# Record excerpts:
++++++
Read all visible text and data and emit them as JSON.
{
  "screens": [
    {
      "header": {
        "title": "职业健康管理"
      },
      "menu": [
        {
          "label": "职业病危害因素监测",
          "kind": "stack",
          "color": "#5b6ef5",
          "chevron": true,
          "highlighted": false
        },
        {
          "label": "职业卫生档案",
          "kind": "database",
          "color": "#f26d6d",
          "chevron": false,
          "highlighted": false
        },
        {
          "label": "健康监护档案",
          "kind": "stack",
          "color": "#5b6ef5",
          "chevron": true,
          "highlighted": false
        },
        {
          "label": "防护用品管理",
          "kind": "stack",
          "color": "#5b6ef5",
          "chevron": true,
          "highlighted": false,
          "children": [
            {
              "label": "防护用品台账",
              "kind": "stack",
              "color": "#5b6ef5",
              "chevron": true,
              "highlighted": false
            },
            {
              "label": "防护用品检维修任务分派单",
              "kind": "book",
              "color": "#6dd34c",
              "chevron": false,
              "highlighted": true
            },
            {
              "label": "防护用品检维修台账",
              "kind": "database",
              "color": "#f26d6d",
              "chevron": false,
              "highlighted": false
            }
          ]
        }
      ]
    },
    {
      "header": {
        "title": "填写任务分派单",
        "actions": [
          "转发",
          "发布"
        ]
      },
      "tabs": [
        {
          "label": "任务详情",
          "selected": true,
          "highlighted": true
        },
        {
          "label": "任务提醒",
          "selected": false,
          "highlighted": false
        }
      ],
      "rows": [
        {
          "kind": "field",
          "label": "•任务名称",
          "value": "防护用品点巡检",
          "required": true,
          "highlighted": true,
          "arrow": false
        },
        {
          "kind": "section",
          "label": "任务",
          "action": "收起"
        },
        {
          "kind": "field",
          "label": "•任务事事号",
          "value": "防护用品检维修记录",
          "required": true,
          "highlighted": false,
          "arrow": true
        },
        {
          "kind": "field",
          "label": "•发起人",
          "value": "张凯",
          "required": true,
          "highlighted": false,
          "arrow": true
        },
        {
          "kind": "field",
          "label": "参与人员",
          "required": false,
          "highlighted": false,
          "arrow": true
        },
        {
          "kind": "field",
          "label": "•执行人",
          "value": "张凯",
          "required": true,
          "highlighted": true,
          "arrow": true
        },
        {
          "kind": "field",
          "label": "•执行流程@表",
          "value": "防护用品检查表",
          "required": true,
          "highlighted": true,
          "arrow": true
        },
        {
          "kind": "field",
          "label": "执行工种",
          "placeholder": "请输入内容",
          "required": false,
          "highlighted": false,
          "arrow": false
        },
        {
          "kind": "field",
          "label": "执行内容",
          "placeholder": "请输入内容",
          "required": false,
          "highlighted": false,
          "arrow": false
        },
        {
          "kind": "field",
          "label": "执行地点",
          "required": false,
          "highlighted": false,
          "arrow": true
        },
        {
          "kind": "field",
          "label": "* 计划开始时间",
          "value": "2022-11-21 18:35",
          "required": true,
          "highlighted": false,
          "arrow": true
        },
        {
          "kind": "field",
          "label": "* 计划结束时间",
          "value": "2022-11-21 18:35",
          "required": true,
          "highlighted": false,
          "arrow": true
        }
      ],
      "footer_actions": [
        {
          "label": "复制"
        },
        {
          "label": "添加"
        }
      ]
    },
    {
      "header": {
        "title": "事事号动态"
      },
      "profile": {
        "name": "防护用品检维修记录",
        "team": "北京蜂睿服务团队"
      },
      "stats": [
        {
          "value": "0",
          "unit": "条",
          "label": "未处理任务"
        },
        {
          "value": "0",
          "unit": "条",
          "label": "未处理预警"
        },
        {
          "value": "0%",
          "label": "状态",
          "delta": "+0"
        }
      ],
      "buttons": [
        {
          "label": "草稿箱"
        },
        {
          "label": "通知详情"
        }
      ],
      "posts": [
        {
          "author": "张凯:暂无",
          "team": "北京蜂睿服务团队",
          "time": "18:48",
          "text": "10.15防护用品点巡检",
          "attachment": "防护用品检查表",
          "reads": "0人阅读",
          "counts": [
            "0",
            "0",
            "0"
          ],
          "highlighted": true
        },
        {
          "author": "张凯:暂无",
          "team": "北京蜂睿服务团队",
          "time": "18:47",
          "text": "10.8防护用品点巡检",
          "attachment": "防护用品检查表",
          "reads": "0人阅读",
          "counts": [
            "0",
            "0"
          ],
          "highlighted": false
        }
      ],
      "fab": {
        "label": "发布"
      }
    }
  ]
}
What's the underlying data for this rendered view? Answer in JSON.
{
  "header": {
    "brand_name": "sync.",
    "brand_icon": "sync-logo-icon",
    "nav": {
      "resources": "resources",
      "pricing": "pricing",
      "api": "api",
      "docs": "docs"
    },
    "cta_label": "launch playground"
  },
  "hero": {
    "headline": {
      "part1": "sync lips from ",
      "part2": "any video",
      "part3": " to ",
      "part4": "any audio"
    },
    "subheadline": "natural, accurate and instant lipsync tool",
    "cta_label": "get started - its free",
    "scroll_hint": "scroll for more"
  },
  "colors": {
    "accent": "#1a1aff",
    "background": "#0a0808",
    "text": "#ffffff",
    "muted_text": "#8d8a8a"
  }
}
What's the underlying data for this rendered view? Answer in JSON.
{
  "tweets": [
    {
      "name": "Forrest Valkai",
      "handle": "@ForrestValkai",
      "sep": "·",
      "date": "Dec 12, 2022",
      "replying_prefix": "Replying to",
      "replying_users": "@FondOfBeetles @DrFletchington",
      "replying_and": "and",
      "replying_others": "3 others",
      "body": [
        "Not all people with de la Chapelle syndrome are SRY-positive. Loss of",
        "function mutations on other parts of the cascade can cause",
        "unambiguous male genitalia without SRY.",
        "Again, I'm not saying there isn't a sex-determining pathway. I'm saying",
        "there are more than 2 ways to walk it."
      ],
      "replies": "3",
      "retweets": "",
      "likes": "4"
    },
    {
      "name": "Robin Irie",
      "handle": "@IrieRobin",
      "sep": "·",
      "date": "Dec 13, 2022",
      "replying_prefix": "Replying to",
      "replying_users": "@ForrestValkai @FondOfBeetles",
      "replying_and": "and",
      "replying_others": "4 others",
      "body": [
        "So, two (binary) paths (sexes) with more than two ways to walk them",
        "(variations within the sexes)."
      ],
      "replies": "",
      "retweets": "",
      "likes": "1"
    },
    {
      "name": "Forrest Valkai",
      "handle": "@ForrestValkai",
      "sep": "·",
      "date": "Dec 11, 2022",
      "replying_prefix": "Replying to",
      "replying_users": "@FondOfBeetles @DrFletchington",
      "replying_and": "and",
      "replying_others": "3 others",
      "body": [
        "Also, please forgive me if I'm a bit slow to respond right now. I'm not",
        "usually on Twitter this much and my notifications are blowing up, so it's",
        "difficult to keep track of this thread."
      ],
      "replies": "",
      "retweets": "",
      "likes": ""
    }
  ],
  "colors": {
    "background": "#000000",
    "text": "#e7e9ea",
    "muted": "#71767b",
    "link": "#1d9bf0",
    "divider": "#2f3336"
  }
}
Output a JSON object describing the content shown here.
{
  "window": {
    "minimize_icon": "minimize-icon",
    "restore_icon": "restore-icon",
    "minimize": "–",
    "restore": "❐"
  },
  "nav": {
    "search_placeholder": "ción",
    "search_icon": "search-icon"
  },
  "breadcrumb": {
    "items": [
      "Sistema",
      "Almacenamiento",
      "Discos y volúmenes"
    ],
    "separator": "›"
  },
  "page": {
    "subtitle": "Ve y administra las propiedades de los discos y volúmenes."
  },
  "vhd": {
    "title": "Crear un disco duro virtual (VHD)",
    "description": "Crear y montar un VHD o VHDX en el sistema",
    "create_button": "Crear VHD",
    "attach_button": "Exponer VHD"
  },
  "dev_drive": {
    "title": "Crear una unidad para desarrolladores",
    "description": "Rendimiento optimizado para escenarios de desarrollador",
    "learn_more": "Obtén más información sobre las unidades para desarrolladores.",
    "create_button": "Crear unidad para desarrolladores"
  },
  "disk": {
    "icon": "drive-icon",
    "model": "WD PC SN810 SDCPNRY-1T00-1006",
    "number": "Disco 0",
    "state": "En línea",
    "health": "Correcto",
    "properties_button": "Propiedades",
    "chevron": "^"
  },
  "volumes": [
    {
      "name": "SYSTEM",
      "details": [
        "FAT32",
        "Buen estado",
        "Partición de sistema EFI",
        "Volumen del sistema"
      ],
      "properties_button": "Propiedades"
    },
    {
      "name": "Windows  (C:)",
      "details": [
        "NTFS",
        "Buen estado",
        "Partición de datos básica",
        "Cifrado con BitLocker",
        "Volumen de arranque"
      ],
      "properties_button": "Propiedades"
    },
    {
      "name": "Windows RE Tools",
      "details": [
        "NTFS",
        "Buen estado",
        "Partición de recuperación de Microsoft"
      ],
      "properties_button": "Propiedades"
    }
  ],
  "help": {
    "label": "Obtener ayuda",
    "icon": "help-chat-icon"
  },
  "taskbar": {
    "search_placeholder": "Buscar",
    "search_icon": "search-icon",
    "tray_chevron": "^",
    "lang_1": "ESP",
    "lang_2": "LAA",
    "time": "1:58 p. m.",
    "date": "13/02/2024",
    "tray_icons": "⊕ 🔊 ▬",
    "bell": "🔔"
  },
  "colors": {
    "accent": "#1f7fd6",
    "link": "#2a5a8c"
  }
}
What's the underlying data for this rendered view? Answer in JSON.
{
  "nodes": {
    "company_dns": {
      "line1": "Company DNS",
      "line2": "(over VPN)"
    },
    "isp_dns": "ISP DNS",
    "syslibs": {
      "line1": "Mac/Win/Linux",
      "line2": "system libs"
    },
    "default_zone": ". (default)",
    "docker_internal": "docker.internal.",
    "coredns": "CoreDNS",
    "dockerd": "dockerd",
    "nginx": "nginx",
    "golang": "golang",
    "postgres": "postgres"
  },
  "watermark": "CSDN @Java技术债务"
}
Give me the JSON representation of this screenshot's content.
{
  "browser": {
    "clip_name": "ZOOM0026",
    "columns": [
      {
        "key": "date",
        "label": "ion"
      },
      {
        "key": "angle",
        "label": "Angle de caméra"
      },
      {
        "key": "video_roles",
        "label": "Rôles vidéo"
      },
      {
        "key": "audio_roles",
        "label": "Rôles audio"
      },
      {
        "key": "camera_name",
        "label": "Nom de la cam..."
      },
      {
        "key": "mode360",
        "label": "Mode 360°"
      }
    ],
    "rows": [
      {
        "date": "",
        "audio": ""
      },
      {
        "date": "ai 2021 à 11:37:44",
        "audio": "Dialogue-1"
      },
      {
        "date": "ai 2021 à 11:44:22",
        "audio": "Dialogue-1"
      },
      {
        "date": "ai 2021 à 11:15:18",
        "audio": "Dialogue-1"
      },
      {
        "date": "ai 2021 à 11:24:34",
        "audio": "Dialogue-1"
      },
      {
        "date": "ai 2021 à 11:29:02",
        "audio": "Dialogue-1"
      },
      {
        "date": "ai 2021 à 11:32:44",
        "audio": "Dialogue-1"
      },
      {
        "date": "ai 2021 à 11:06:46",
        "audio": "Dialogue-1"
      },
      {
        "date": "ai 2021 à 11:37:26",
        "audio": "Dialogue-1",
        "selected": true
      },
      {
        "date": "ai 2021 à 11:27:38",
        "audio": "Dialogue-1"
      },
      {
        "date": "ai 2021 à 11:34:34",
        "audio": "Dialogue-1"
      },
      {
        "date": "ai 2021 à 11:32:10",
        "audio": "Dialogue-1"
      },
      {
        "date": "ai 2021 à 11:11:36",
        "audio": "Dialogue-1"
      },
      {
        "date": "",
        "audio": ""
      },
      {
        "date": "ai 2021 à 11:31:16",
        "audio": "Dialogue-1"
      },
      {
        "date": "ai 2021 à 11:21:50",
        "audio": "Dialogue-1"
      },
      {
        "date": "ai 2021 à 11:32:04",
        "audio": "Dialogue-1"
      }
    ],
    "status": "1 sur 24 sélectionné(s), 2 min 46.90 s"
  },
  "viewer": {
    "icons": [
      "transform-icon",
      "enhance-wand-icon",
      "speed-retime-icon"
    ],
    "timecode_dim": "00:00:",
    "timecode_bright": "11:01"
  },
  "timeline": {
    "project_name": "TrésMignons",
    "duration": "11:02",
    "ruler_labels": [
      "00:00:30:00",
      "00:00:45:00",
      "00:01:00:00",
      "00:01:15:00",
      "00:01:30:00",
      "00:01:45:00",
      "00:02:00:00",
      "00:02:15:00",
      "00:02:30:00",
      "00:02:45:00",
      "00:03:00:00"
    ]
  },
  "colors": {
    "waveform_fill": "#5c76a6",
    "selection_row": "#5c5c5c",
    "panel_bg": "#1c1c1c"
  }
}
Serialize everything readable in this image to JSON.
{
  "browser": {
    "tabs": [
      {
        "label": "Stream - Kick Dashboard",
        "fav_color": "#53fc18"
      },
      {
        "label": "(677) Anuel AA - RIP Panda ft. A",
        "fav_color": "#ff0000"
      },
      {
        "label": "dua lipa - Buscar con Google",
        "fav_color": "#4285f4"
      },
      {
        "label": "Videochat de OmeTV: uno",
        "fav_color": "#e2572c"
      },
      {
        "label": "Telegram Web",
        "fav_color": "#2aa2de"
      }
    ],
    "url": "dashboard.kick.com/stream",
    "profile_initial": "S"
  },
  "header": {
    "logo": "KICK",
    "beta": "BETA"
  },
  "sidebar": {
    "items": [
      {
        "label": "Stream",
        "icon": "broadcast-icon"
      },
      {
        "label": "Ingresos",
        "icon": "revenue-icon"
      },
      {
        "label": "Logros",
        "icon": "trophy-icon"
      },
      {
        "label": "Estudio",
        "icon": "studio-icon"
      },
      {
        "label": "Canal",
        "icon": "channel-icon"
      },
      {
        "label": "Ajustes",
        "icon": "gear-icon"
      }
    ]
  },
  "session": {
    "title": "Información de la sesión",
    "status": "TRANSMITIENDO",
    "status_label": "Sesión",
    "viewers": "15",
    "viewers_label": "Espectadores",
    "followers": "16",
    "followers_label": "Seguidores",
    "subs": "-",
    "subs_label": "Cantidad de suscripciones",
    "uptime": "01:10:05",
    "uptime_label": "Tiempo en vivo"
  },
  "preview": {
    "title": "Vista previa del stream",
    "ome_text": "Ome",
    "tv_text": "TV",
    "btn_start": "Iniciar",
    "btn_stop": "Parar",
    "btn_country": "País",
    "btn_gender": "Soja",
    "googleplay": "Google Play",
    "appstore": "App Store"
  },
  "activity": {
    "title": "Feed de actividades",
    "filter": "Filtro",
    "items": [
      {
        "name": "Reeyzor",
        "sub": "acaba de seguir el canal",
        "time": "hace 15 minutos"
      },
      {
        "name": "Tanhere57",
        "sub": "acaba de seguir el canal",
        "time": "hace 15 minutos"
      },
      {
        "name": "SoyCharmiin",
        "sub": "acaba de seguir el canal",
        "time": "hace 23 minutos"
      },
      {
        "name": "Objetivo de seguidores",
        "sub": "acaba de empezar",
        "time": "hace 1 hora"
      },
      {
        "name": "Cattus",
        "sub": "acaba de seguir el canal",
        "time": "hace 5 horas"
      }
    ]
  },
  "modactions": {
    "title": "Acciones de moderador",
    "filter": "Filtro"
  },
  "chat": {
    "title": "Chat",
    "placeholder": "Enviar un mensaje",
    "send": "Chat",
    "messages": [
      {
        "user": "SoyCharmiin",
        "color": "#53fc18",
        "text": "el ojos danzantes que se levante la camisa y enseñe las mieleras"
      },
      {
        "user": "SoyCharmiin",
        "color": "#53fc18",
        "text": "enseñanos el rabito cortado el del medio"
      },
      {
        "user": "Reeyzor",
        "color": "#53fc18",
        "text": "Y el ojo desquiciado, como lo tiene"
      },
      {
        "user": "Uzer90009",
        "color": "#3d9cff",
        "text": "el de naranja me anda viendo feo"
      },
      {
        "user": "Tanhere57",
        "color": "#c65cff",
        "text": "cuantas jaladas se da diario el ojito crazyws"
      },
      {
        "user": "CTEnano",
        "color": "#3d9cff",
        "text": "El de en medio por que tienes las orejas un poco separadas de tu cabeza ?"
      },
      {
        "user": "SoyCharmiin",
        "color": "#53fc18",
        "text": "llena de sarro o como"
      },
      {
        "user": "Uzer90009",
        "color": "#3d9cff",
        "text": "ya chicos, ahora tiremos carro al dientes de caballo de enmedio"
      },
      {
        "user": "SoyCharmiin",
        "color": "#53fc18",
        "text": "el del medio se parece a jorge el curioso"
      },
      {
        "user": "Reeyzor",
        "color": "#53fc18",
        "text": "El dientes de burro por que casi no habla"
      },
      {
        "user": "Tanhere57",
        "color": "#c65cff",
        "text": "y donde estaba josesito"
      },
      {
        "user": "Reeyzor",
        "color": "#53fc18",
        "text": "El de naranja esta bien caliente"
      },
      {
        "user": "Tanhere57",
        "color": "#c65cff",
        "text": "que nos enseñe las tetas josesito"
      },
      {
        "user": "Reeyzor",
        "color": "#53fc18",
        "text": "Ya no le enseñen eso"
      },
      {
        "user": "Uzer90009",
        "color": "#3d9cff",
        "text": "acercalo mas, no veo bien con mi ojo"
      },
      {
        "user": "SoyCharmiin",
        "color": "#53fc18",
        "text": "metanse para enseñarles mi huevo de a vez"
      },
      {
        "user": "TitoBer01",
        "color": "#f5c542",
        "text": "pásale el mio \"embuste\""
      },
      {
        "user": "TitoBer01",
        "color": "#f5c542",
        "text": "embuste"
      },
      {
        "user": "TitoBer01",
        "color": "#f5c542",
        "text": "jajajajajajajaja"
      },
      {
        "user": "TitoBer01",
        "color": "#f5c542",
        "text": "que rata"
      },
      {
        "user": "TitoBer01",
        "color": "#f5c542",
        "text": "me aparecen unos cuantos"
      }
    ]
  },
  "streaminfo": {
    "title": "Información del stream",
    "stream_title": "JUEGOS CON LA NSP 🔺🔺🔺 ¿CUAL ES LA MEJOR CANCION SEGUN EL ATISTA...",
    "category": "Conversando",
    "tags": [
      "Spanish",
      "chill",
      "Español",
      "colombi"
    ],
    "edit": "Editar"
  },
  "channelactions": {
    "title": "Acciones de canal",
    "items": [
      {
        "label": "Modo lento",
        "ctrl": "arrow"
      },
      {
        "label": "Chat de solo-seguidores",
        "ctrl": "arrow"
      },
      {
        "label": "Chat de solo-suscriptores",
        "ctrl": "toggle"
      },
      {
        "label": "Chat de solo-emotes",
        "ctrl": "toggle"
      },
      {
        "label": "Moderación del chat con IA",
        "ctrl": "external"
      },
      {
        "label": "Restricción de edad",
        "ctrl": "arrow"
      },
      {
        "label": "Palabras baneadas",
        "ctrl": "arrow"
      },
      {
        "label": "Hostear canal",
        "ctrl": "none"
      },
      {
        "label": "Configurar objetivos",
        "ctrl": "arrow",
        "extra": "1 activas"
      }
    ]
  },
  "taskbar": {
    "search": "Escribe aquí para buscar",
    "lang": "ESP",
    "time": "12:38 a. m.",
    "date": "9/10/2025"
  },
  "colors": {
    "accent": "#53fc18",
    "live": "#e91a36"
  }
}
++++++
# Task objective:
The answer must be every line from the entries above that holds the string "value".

# Problem solution:
          "value": "防护用品点巡检",
          "value": "防护用品检维修记录",
          "value": "张凯",
          "value": "张凯",
          "value": "防护用品检查表",
          "value": "2022-11-21 18:35",
          "value": "2022-11-21 18:35",
          "value": "0",
          "value": "0",
          "value": "0%",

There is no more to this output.